__Description of the task__. Set the records down again in full, with every word kept.

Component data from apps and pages
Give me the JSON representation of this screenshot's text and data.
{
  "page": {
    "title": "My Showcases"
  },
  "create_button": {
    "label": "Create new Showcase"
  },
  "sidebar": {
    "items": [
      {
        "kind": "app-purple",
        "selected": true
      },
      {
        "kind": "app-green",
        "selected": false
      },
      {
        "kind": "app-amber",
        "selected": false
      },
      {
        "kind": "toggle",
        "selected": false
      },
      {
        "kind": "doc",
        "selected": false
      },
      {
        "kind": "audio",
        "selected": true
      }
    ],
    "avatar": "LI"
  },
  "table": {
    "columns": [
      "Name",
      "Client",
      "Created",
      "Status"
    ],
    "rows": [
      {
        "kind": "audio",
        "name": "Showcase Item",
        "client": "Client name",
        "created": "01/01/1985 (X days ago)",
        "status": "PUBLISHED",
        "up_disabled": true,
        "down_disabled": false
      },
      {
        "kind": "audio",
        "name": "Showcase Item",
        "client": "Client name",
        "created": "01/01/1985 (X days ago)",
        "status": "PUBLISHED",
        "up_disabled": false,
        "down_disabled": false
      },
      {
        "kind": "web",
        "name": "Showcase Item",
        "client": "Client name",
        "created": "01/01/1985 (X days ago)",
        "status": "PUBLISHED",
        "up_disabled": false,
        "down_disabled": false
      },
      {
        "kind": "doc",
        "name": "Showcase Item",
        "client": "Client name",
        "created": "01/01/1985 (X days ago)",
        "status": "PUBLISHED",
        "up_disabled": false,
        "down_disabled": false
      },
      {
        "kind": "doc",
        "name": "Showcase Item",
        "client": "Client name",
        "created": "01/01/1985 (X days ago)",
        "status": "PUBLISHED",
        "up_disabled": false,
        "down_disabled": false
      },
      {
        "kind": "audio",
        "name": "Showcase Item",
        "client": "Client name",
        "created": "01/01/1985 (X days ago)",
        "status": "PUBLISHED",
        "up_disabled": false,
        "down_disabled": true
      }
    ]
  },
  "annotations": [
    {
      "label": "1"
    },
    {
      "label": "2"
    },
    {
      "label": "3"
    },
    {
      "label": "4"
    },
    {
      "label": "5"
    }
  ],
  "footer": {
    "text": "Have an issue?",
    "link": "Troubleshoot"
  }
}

__Answer for this exercise__.
Give me the JSON representation of this screenshot's text and data.
{
  "page": {
    "title": "My Showcases"
  },
  "create_button": {
    "label": "Create new Showcase"
  },
  "sidebar": {
    "items": [
      {
        "kind": "app-purple",
        "selected": true
      },
      {
        "kind": "app-green",
        "selected": false
      },
      {
        "kind": "app-amber",
        "selected": false
      },
      {
        "kind": "toggle",
        "selected": false
      },
      {
        "kind": "doc",
        "selected": false
      },
      {
        "kind": "audio",
        "selected": true
      }
    ],
    "avatar": "LI"
  },
  "table": {
    "columns": [
      "Name",
      "Client",
      "Created",
      "Status"
    ],
    "rows": [
      {
        "kind": "audio",
        "name": "Showcase Item",
        "client": "Client name",
        "created": "01/01/1985 (X days ago)",
        "status": "PUBLISHED",
        "up_disabled": true,
        "down_disabled": false
      },
      {
        "kind": "audio",
        "name": "Showcase Item",
        "client": "Client name",
        "created": "01/01/1985 (X days ago)",
        "status": "PUBLISHED",
        "up_disabled": false,
        "down_disabled": false
      },
      {
        "kind": "web",
        "name": "Showcase Item",
        "client": "Client name",
        "created": "01/01/1985 (X days ago)",
        "status": "PUBLISHED",
        "up_disabled": false,
        "down_disabled": false
      },
      {
        "kind": "doc",
        "name": "Showcase Item",
        "client": "Client name",
        "created": "01/01/1985 (X days ago)",
        "status": "PUBLISHED",
        "up_disabled": false,
        "down_disabled": false
      },
      {
        "kind": "doc",
        "name": "Showcase Item",
        "client": "Client name",
        "created": "01/01/1985 (X days ago)",
        "status": "PUBLISHED",
        "up_disabled": false,
        "down_disabled": false
      },
      {
        "kind": "audio",
        "name": "Showcase Item",
        "client": "Client name",
        "created": "01/01/1985 (X days ago)",
        "status": "PUBLISHED",
        "up_disabled": false,
        "down_disabled": true
      }
    ]
  },
  "annotations": [
    {
      "label": "1"
    },
    {
      "label": "2"
    },
    {
      "label": "3"
    },
    {
      "label": "4"
    },
    {
      "label": "5"
    }
  ],
  "footer": {
    "text": "Have an issue?",
    "link": "Troubleshoot"
  }
}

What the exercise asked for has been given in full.